One of my biggest concerns in using these apps was the fact that I love lending comics to people and that's what makes it important to me to have physical copies, to share my love of the medium. Buying books online or with my phone makes it very hard to do that. I asked if they saw this new digital platform as a way of giving readers a taste and if they spent the money on the digital version, to give them a discount at the retail level for their hard copy purchase. To that point, Rood told me, "Yeah, I would say. We've mentioned that this is the first step of several of this being a digital strategy and I think the part that is going to be most interesting and compelling is this retailer incentive. Or incentives to get people to go to their local comic book shop and you're going to see us do things that have never been done before. But to your point, we're going to make more and more compelling incentives to bring customers into stores."

For their first major launch, they released a free 10 page tease of J. Michael Straczynski's upcoming run on Superman, driving traffic to their app and then, hopefully get those that were teased into the store to buy the series proper. It certainly worked for me. But that launch is also very symbolic. As Straczynski put it in my interview with him, "Growing up a kid in the mean streets of New Jersey and other areas, with very few options, Superman became an icon to me: his very existence said that anything is possible, and for me, that was a powerful message. He also stands for what is best in us, in what we hope we are when push comes to shove."

And hopefully this leads to the best in comics, but like all digital mediums, publishers are taking a bit of a wait and see approach.

For my money, more access to comics means more comics readers, and I think comics are important, making this great news for every fan of the medium, young and old, whether they read their books digitally or not.

You can check out the offerings from DC at the Comixology website.

You can read the full interviews with Jim Lee and John Rood here. And you can read my interviews with J. Michael Straczynski about Superman and Wonder Woman by clicking their names.

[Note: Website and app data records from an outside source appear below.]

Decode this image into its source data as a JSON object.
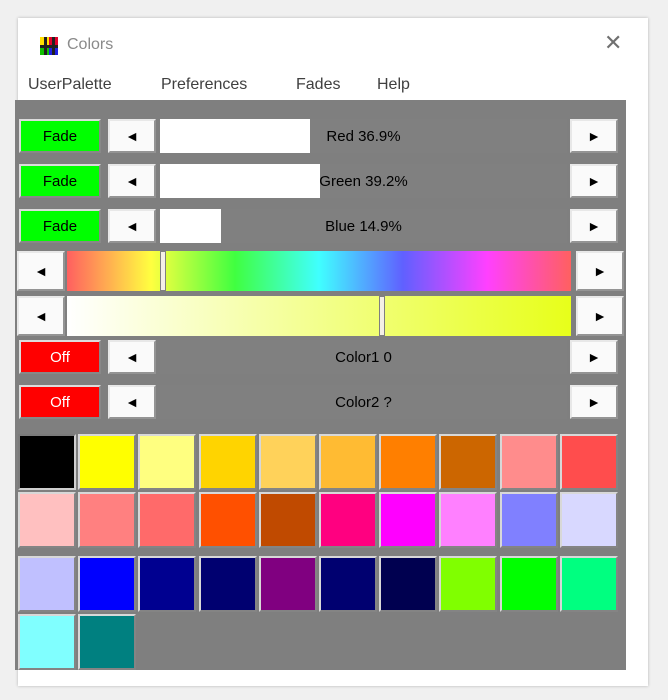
{
  "window": {
    "title": "Colors",
    "close_glyph": "✕"
  },
  "menu": [
    "UserPalette",
    "Preferences",
    "Fades",
    "Help"
  ],
  "channels": [
    {
      "fade_label": "Fade",
      "label": "Red 36.9%",
      "value": 0.369
    },
    {
      "fade_label": "Fade",
      "label": "Green 39.2%",
      "value": 0.392
    },
    {
      "fade_label": "Fade",
      "label": "Blue 14.9%",
      "value": 0.149
    }
  ],
  "hue_slider": {
    "position": 0.19,
    "gradient": [
      "#ff6060",
      "#ffff40",
      "#40ff40",
      "#40ffff",
      "#6060ff",
      "#ff40ff",
      "#ff6060"
    ]
  },
  "brightness_slider": {
    "position": 0.625,
    "gradient": [
      "#ffffff",
      "#e7ff1a"
    ]
  },
  "color_rows": [
    {
      "toggle_label": "Off",
      "label": "Color1 0"
    },
    {
      "toggle_label": "Off",
      "label": "Color2 ?"
    }
  ],
  "arrows": {
    "left": "◄",
    "right": "►"
  },
  "palette": [
    "#000000",
    "#ffff00",
    "#ffff80",
    "#ffd400",
    "#ffd25a",
    "#ffbb33",
    "#ff7f00",
    "#cc6600",
    "#ff8c8c",
    "#ff4d4d",
    "#ffc0c0",
    "#ff8080",
    "#ff6a6a",
    "#ff5000",
    "#c04a00",
    "#ff0080",
    "#ff00ff",
    "#ff80ff",
    "#8080ff",
    "#d8d8ff",
    "#c0c0ff",
    "#0000ff",
    "#000090",
    "#000070",
    "#800080",
    "#000070",
    "#000050",
    "#80ff00",
    "#00ff00",
    "#00ff80",
    "#80ffff",
    "#008080"
  ],
  "selected_swatch": 0
}
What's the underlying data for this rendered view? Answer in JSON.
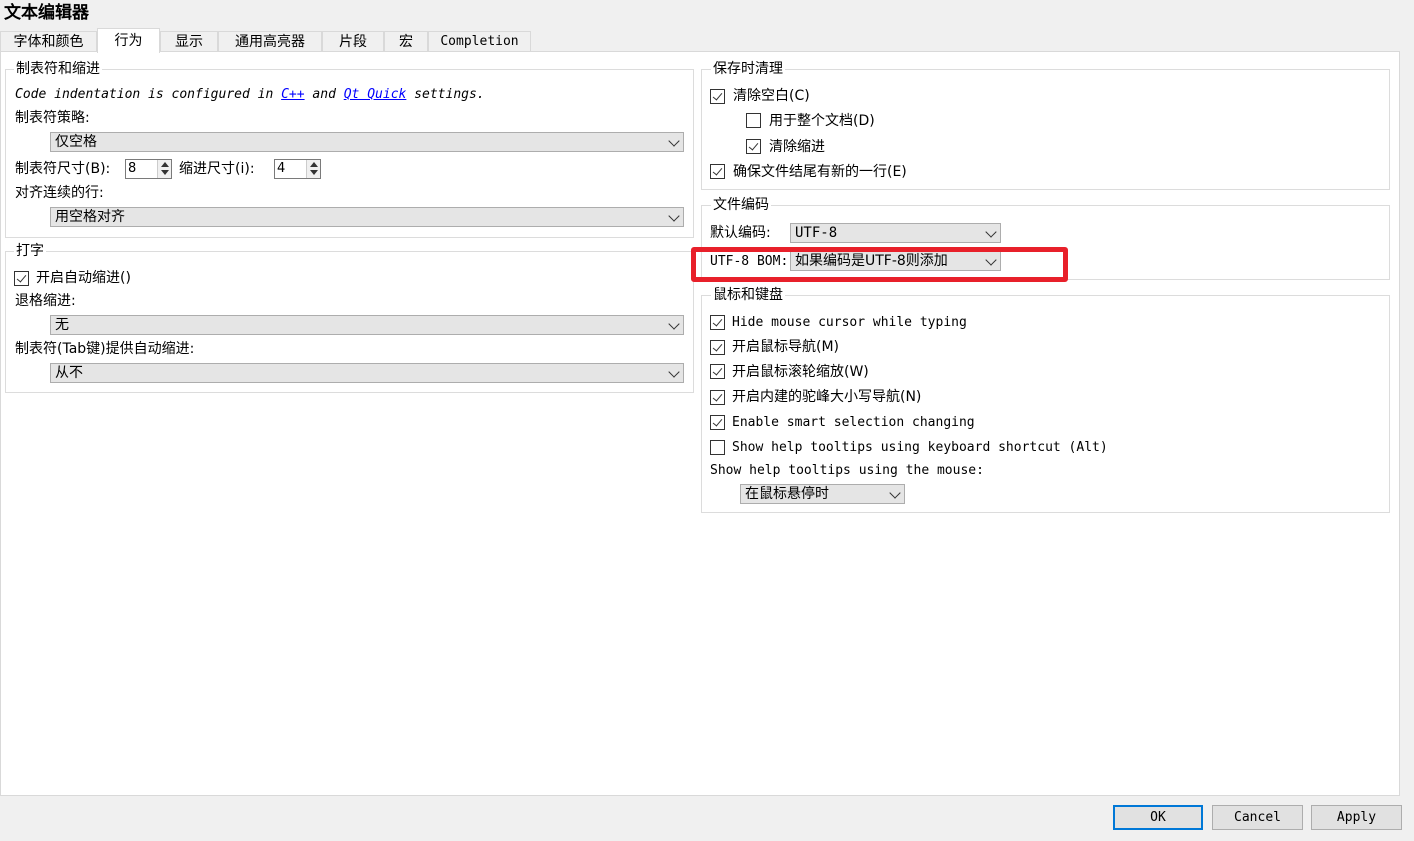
{
  "window": {
    "title": "文本编辑器"
  },
  "tabs": [
    "字体和颜色",
    "行为",
    "显示",
    "通用高亮器",
    "片段",
    "宏",
    "Completion"
  ],
  "tabs_active": "行为",
  "tabs_indent": {
    "title": "制表符和缩进",
    "hint_prefix": "Code indentation is configured in ",
    "hint_link1": "C++",
    "hint_and": " and ",
    "hint_link2": "Qt Quick",
    "hint_suffix": " settings.",
    "policy_label": "制表符策略:",
    "policy_value": "仅空格",
    "tab_size_label": "制表符尺寸(B):",
    "tab_size_value": "8",
    "indent_size_label": "缩进尺寸(i):",
    "indent_size_value": "4",
    "align_label": "对齐连续的行:",
    "align_value": "用空格对齐"
  },
  "typing": {
    "title": "打字",
    "auto_indent_label": "开启自动缩进()",
    "auto_indent_checked": true,
    "backspace_label": "退格缩进:",
    "backspace_value": "无",
    "tab_key_label": "制表符(Tab键)提供自动缩进:",
    "tab_key_value": "从不"
  },
  "cleanup": {
    "title": "保存时清理",
    "items": [
      {
        "label": "清除空白(C)",
        "checked": true
      },
      {
        "label": "用于整个文档(D)",
        "checked": false
      },
      {
        "label": "清除缩进",
        "checked": true
      },
      {
        "label": "确保文件结尾有新的一行(E)",
        "checked": true
      }
    ]
  },
  "encoding": {
    "title": "文件编码",
    "default_label": "默认编码:",
    "default_value": "UTF-8",
    "bom_label": "UTF-8 BOM:",
    "bom_value": "如果编码是UTF-8则添加",
    "highlight_color": "#e8202a"
  },
  "mouse": {
    "title": "鼠标和键盘",
    "items": [
      {
        "label": "Hide mouse cursor while typing",
        "checked": true
      },
      {
        "label": "开启鼠标导航(M)",
        "checked": true
      },
      {
        "label": "开启鼠标滚轮缩放(W)",
        "checked": true
      },
      {
        "label": "开启内建的驼峰大小写导航(N)",
        "checked": true
      },
      {
        "label": "Enable smart selection changing",
        "checked": true
      },
      {
        "label": "Show help tooltips using keyboard shortcut (Alt)",
        "checked": false
      }
    ],
    "tooltip_mouse_label": "Show help tooltips using the mouse:",
    "tooltip_mouse_value": "在鼠标悬停时"
  },
  "buttons": {
    "ok": "OK",
    "cancel": "Cancel",
    "apply": "Apply"
  },
  "colors": {
    "accent": "#0078d7",
    "link": "#0000ff"
  }
}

Bryan Young is the producer of Killer at Large and is the editor of the comic news and review site Big Shiny Robot!